UCLan research centre for Field Archaeology and Forensic Taphonomy

archaeology

The UCLan research centre for Field Archaeology and Forensic Taphonomy is a global research community with expertise in primary data collection and investigation.  Staff within the centre work with leading global organisation such as the Red Cross, the Max Planck Institute, Australia National University, ARISTA human taphonomic cemetery in Amsterdam, Historic England, Museum of London and the Ministry Of Defence. 

Every year archaeological field research takes place all over the work particularly in England, Wales, Scotland the USA and South Africa, with hundreds of participants having taken part in projects from all over Europe, Australia and the USA.  In addition the Centre’s work assists with the identification of human remains in Argentina, Armenia, Azerbaijan, Brazil, Iran, Iraq, Lebanon, Philippines and Ukraine, and provides bespoke training for the International Committee of the Red Cross.

In particular, the centre focuses on the collection and evaluation of research data in the field and in the scientific laboratory, focusing on the methodological, pedagogic, and transformative aspects of original primary data as tools for innovative science and social impact. In particular this involves synergies between archaeology, anthropology, computing and genetics with emphasis on interdisciplinary and collaboration in the areas of Citizenship, Society and Justice. Research themes combine archaeology embedded into the heritage sector and Forensic Science, which is central to the university’s justice agenda.

There has never been a more vital time for this this Centre to be active because global uncertainty strikes at the very heart of belonging and identity.
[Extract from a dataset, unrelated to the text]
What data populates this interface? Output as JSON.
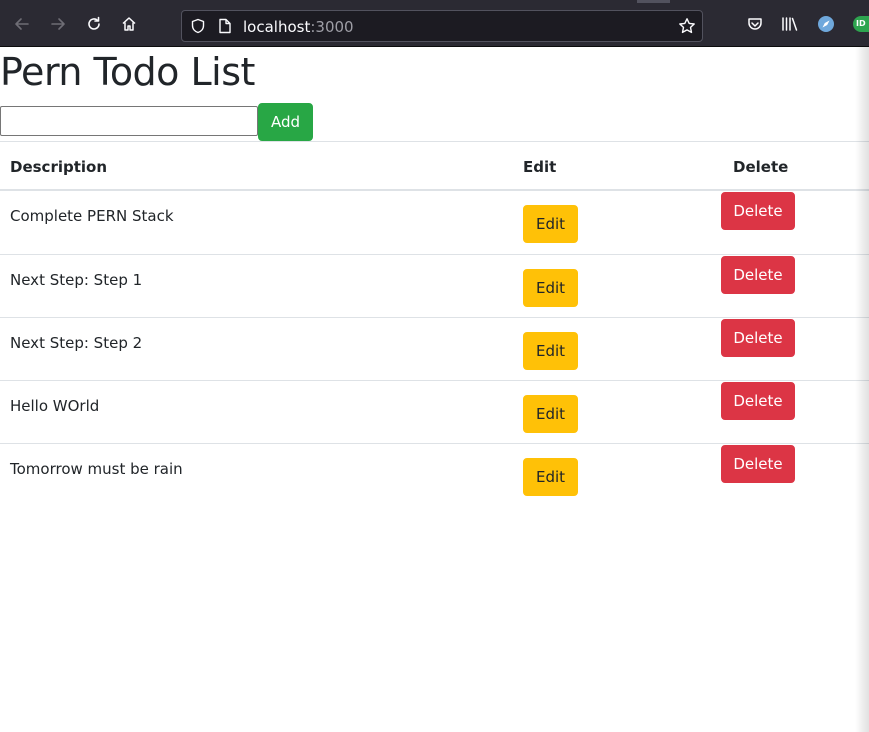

The work of the Centre underpins the need for consistence, and methodological practice and in human remains recovery.

To find out more please contact Centre Director Dr Duncan Sayer or Centre Deputy Director Professor Vicki Cummings

archaeology

archaeology

FIELD ARCHAEOLOGY AND FORENSIC TAPHONOMY